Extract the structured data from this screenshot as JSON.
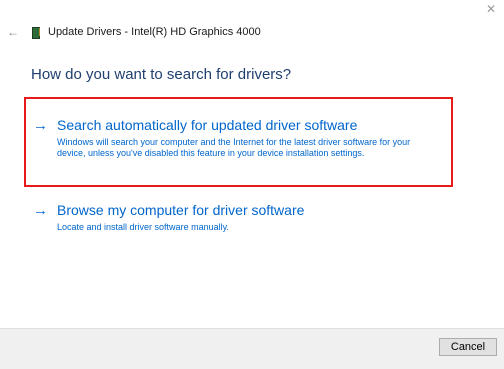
{
  "window": {
    "close_glyph": "✕",
    "back_glyph": "←",
    "title": "Update Drivers - Intel(R) HD Graphics 4000"
  },
  "main": {
    "question": "How do you want to search for drivers?",
    "options": [
      {
        "title": "Search automatically for updated driver software",
        "description": "Windows will search your computer and the Internet for the latest driver software for your device, unless you've disabled this feature in your device installation settings.",
        "highlighted": true
      },
      {
        "title": "Browse my computer for driver software",
        "description": "Locate and install driver software manually.",
        "highlighted": false
      }
    ],
    "arrow_glyph": "→"
  },
  "footer": {
    "cancel_label": "Cancel"
  },
  "colors": {
    "link": "#0066cc",
    "heading": "#1f3f6e",
    "highlight": "#e81b1b"
  }
}
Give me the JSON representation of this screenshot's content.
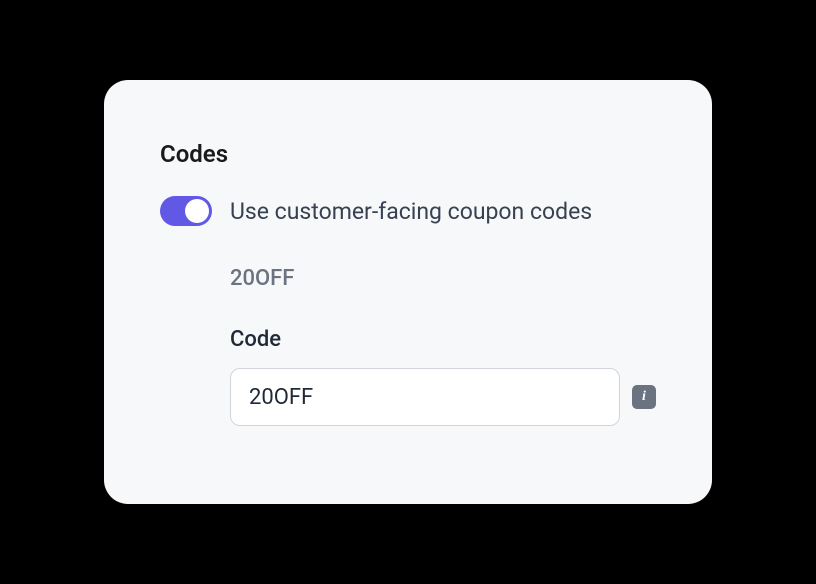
{
  "section": {
    "title": "Codes"
  },
  "toggle": {
    "label": "Use customer-facing coupon codes",
    "enabled": true
  },
  "codePreview": "20OFF",
  "field": {
    "label": "Code",
    "value": "20OFF"
  },
  "icons": {
    "info": "i"
  },
  "colors": {
    "accent": "#6158e6",
    "cardBg": "#f7f8fa"
  }
}
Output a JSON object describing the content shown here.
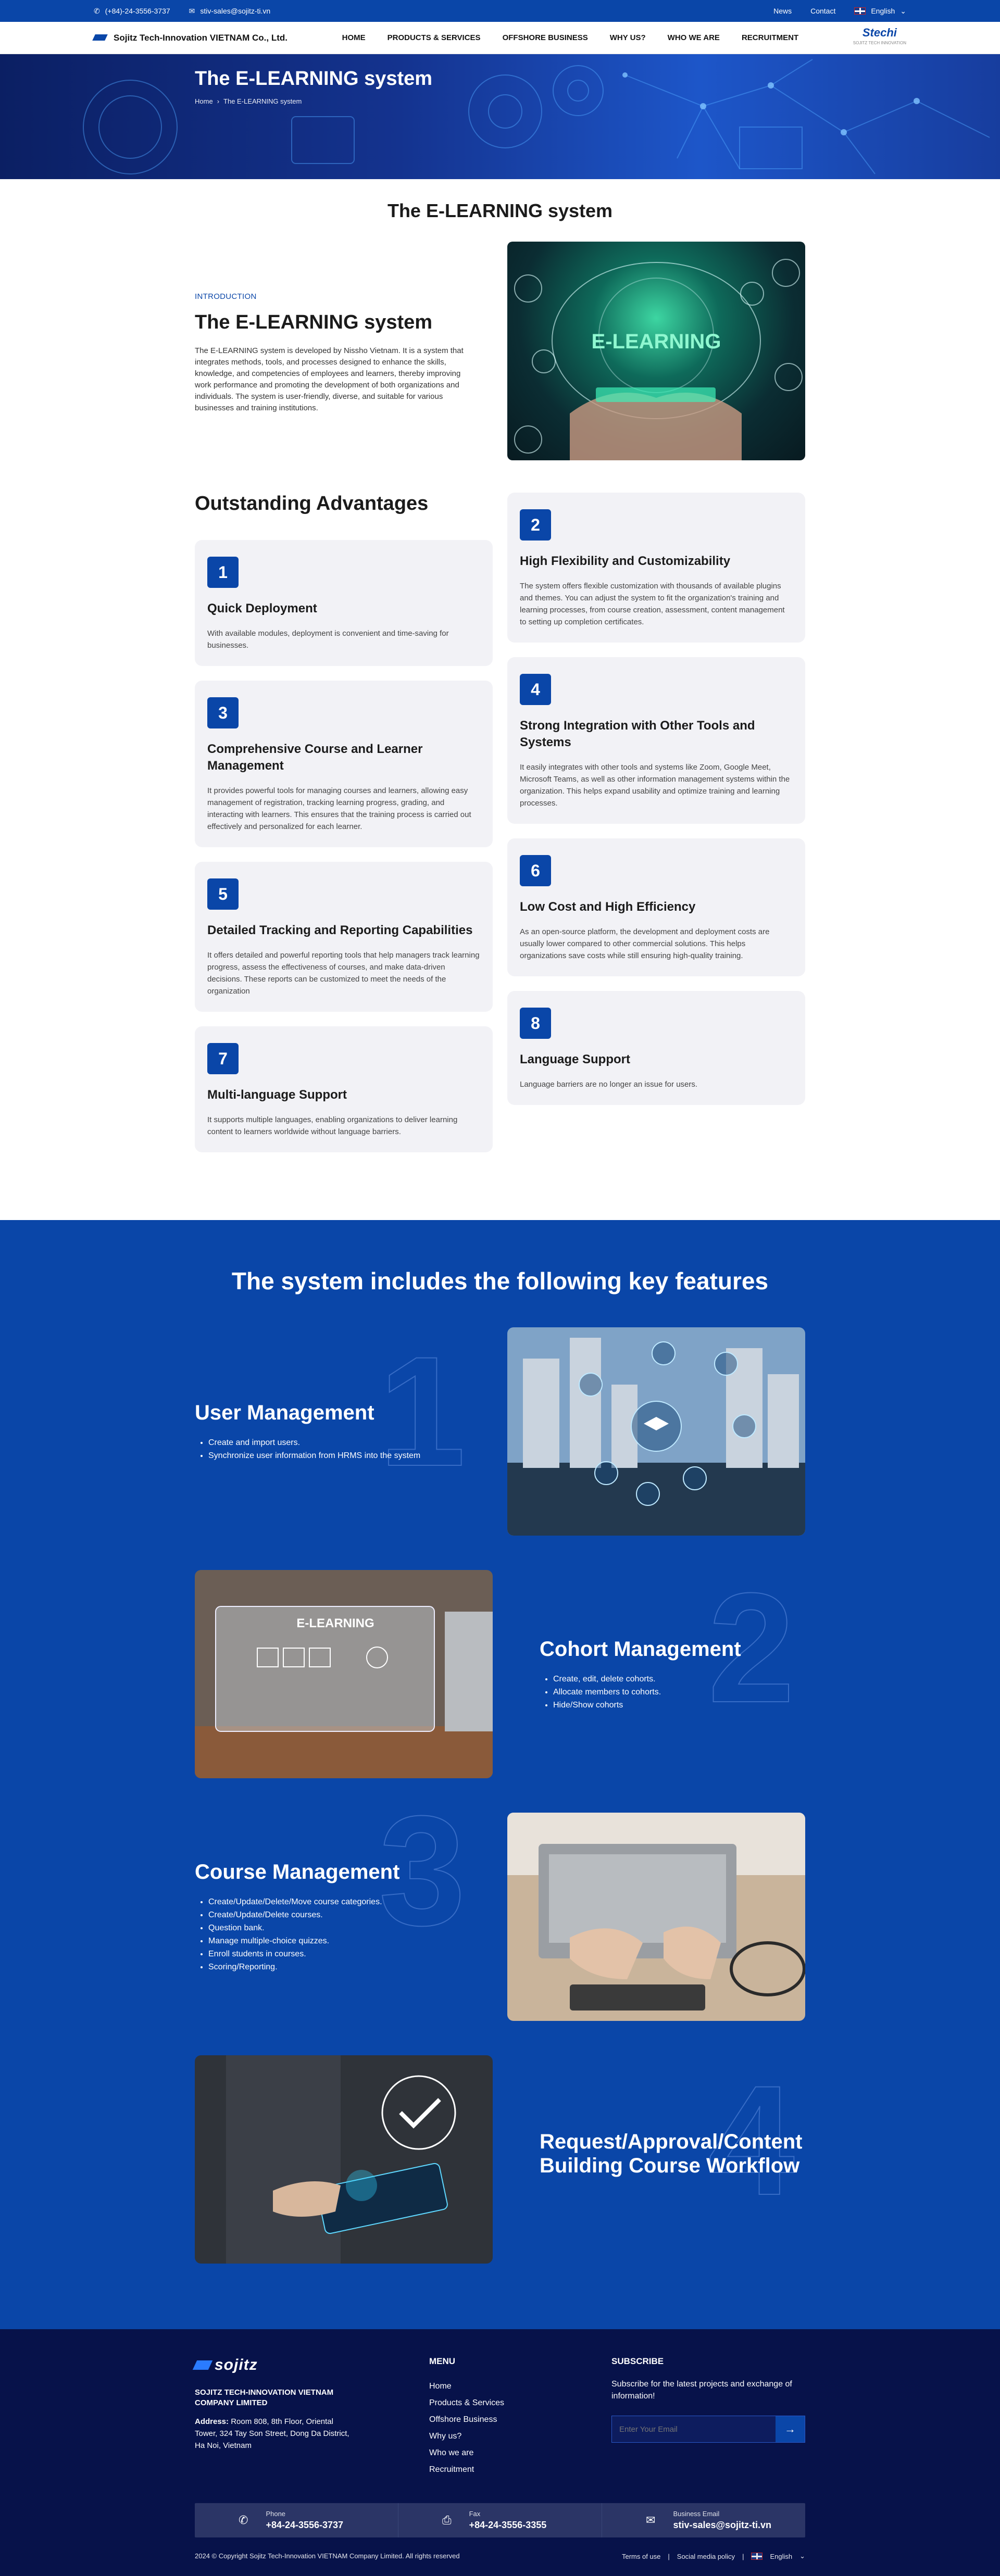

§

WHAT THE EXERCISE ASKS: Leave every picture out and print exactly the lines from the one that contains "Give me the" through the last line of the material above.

SOLUTION:
Give me the JSON representation of this screenshot's content.
{
  "section": {
    "title": "Codes"
  },
  "toggle": {
    "label": "Use customer-facing coupon codes",
    "enabled": true
  },
  "codePreview": "20OFF",
  "field": {
    "label": "Code",
    "value": "20OFF"
  },
  "icons": {
    "info": "i"
  },
  "colors": {
    "accent": "#6158e6",
    "cardBg": "#f7f8fa"
  }
}
Output a JSON object describing the content shown here.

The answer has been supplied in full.